not intellectually with the incongruity of existence, with the inevitable and unfocused moral chaos of the universe. Unfortunately, this direction has been
historically a matter of such diverse doctrinal distinction that the mortal propensity toward rebellion and often plain orneriness places an inherent restriction
on the universal acceptability of any sort of distinct cultural philosophy leading therefore, to the inevitable and in many cases, deadly conflict of ideals so
common to mankind’s legacy.

I always think to myself that some day (maybe the same day I introduce her to “nihilism”) I might, as a precursor to matrimonial suicide, confront my
wife with one of the more flighty interpretations that I have imagined regarding the early history of Christianity.

In this fantasy, I imagine those dullards gathered at Constantinople for the infamous final Council in 381 C.E. I envision a scenario where the agenda
eventually approaches the problem of Christ’s mythical crucifixion. As the cross has allegedly been designated the official icon of the religion some fifty-five
years prior, there is a serious divergence of views whereby some of the members of the Council, perhaps in direct contravention of scriptural assertion,
proclaim the Jews as near-angels for encouraging the presumed killing of Christ since this martyrdom and subsequent “resurrection” proved to be the
supposed catalyst for the conception of Christianity, for the inception of the Church.

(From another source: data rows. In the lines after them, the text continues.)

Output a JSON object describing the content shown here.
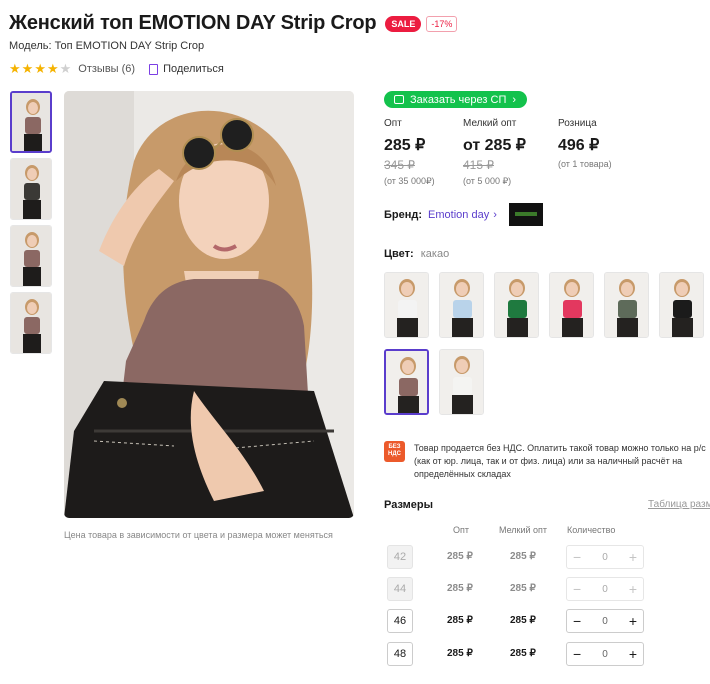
{
  "product": {
    "title": "Женский топ EMOTION DAY Strip Crop",
    "sale_badge": "SALE",
    "discount_badge": "-17%",
    "model": "Модель: Топ EMOTION DAY Strip Crop",
    "rating": 4,
    "rating_max": 5,
    "reviews": "Отзывы (6)",
    "share": "Поделиться"
  },
  "gallery": {
    "thumb_count": 4,
    "active_thumb": 0,
    "price_note": "Цена товара в зависимости от цвета и размера может меняться"
  },
  "sp_button": {
    "label": "Заказать через СП",
    "chevron": "›",
    "icon": "cart-icon"
  },
  "prices": [
    {
      "label": "Опт",
      "value": "285 ₽",
      "old": "345 ₽",
      "sub": "(от 35 000₽)"
    },
    {
      "label": "Мелкий опт",
      "value": "от 285 ₽",
      "old": "415 ₽",
      "sub": "(от 5 000 ₽)"
    },
    {
      "label": "Розница",
      "value": "496 ₽",
      "old": "",
      "sub": "(от 1 товара)"
    }
  ],
  "brand": {
    "label": "Бренд:",
    "name": "Emotion day",
    "chevron": "›"
  },
  "color": {
    "label": "Цвет:",
    "value": "какао",
    "swatch_colors": [
      "#f3f3f3",
      "#b9d3ea",
      "#1f7a3f",
      "#e3385f",
      "#5e6b5a",
      "#1b1b1b",
      "#8b6863",
      "#f4f4f2"
    ],
    "active_swatch": 6
  },
  "vat": {
    "icon_text": "БЕЗ НДС",
    "text": "Товар продается без НДС. Оплатить такой товар можно только на р/с (как от юр. лица, так и от физ. лица) или за наличный расчёт на определённых складах"
  },
  "sizes": {
    "title": "Размеры",
    "table_link": "Таблица размеров",
    "headers": {
      "opt": "Опт",
      "small_opt": "Мелкий опт",
      "qty": "Количество"
    },
    "rows": [
      {
        "size": "42",
        "opt": "285 ₽",
        "small_opt": "285 ₽",
        "qty": "0",
        "available": false
      },
      {
        "size": "44",
        "opt": "285 ₽",
        "small_opt": "285 ₽",
        "qty": "0",
        "available": false
      },
      {
        "size": "46",
        "opt": "285 ₽",
        "small_opt": "285 ₽",
        "qty": "0",
        "available": true
      },
      {
        "size": "48",
        "opt": "285 ₽",
        "small_opt": "285 ₽",
        "qty": "0",
        "available": true
      }
    ],
    "stepper_minus": "−",
    "stepper_plus": "+"
  },
  "colors": {
    "accent": "#5a3dcc",
    "green": "#13c24c",
    "sale": "#ec1c40",
    "star": "#f5b301"
  }
}
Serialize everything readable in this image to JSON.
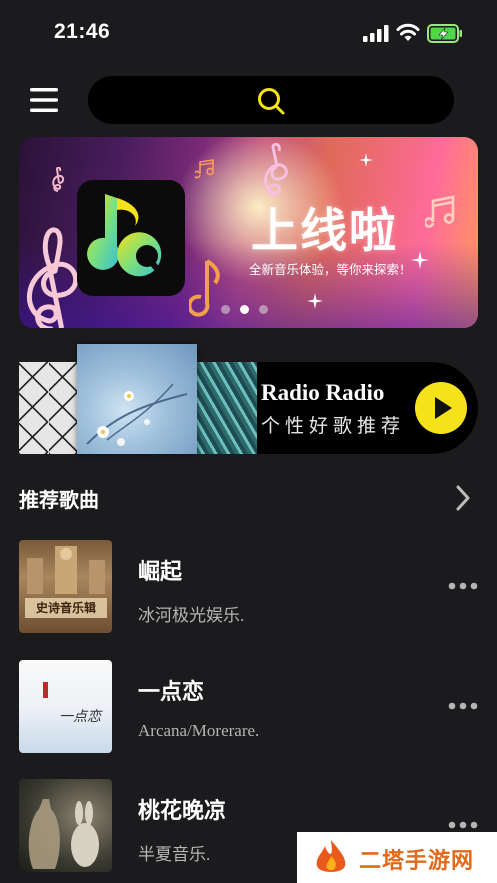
{
  "status_bar": {
    "time": "21:46"
  },
  "search": {
    "icon": "search-icon"
  },
  "banner": {
    "headline": "上线啦",
    "subtitle": "全新音乐体验，等你来探索！",
    "pagination": {
      "count": 3,
      "active": 1
    }
  },
  "radio": {
    "title": "Radio Radio",
    "subtitle": "个性好歌推荐",
    "play_icon": "play-icon"
  },
  "recommended": {
    "title": "推荐歌曲",
    "songs": [
      {
        "title": "崛起",
        "artist": "冰河极光娱乐.",
        "cover_caption": "史诗音乐辑"
      },
      {
        "title": "一点恋",
        "artist": "Arcana/Morerare.",
        "cover_caption": "一点恋"
      },
      {
        "title": "桃花晚凉",
        "artist": "半夏音乐."
      }
    ]
  },
  "watermark": {
    "text": "二塔手游网"
  },
  "colors": {
    "accent": "#f6e21a",
    "background": "#1b1b1d",
    "watermark": "#e06a1a"
  }
}
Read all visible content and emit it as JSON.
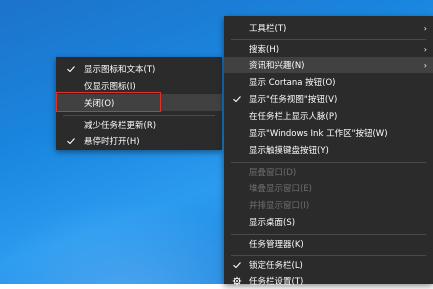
{
  "left_menu": {
    "items": [
      {
        "label": "显示图标和文本(T)",
        "checked": true,
        "disabled": false
      },
      {
        "label": "仅显示图标(I)",
        "checked": false,
        "disabled": false
      },
      {
        "label": "关闭(O)",
        "checked": false,
        "disabled": false
      },
      {
        "label": "减少任务栏更新(R)",
        "checked": false,
        "disabled": false
      },
      {
        "label": "悬停时打开(H)",
        "checked": true,
        "disabled": false
      }
    ]
  },
  "right_menu": {
    "items": [
      {
        "label": "工具栏(T)",
        "checked": false,
        "disabled": false
      },
      {
        "label": "搜索(H)",
        "checked": false,
        "disabled": false
      },
      {
        "label": "资讯和兴趣(N)",
        "checked": false,
        "disabled": false
      },
      {
        "label": "显示 Cortana 按钮(O)",
        "checked": false,
        "disabled": false
      },
      {
        "label": "显示\"任务视图\"按钮(V)",
        "checked": true,
        "disabled": false
      },
      {
        "label": "在任务栏上显示人脉(P)",
        "checked": false,
        "disabled": false
      },
      {
        "label": "显示\"Windows Ink 工作区\"按钮(W)",
        "checked": false,
        "disabled": false
      },
      {
        "label": "显示触摸键盘按钮(Y)",
        "checked": false,
        "disabled": false
      },
      {
        "label": "层叠窗口(D)",
        "checked": false,
        "disabled": true
      },
      {
        "label": "堆叠显示窗口(E)",
        "checked": false,
        "disabled": true
      },
      {
        "label": "并排显示窗口(I)",
        "checked": false,
        "disabled": true
      },
      {
        "label": "显示桌面(S)",
        "checked": false,
        "disabled": false
      },
      {
        "label": "任务管理器(K)",
        "checked": false,
        "disabled": false
      },
      {
        "label": "锁定任务栏(L)",
        "checked": true,
        "disabled": false
      },
      {
        "label": "任务栏设置(T)",
        "checked": false,
        "disabled": false
      }
    ]
  },
  "colors": {
    "menu_bg": "#2b2b2b",
    "hover_bg": "#414141",
    "highlight_border": "#e0302a",
    "disabled_text": "#6f6f6f"
  }
}
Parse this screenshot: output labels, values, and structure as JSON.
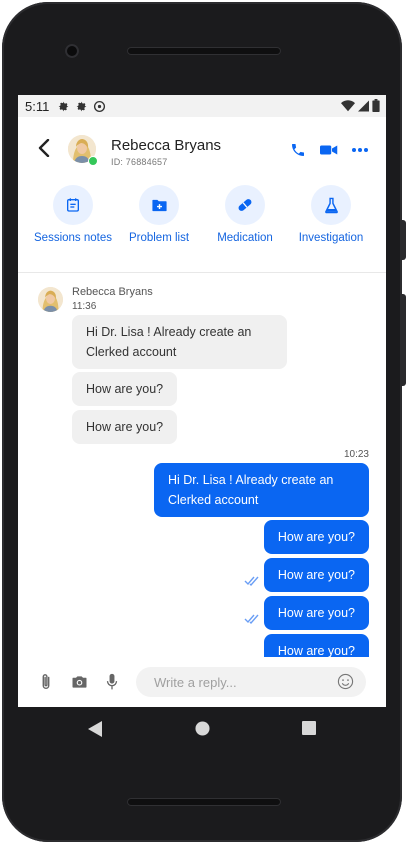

“But how,” other members complain, “are we to justify our condemnation of the crucifixion of poor Jesus, of ‘God’, of the methodology
of crucifixion altogether if we allow that this particular execution was heaven-sent in the form of Jewish complicity?”

The debate rages on to the point that a decision must be made. Should the Jewish race and religion be lauded for instigating the events leading to the
glorified guild presently providing these good men of the Council with employment, not to mention the trappings of some not inconsiderable power and
influence? Or should the Jews be condemned and despised for deluding the unfortunate Romans into allegedly killing “God”?

I would imagine that after a certain amount of uncomfortable silence and fidgeting, the more charismatic, the more forceful, the more leader-like man
among them (St. Ambrose, perhaps?), who happened to be in the “perfidious Jews killed God” camp (possibly as the simple result of some perceived wrong
at the hands of a Jewish merchant) ultimately forced his own views on the others present, all of whom were, by now, I’d wager, bored and uncomfortable and
desirous of home and hearth, wife and mistress. Thus, the final vote went to persecution as opposed to veneration.

Some sixteen hundred years and countless instances of death and destruction later, the lamentable results of this fantastic vote seem to have altered and
misguided the sensibilities of otherwise intelligent and compassionate individuals like my wife who now proclaim to all and sundry: “My religion, right or

I can’t help but ponder: had there ever actually been a Creator of some sort, an occasionally wrathful “God” prepared to wreak vengeance on sinners unto
the fourth and fifth generations, how would this Creator judge those who proclaim themselves adherents of the “true faith”? In case these folks haven’t
figured it out for themselves, it’s a damned lucky thing for them that there is no “God”…and no “hell”. As with their intransigence, acknowledged or
not, concerning their faith, I believe that deep down they, like my wife, have figured out the immorality of, among other things, Christian anti-Semitism and
simply have no idea of redress without a complete disavowal of faith. They’re damned if they do and damned if they don’t confront the
hypocrisy of Christianity’s messianic grandeur.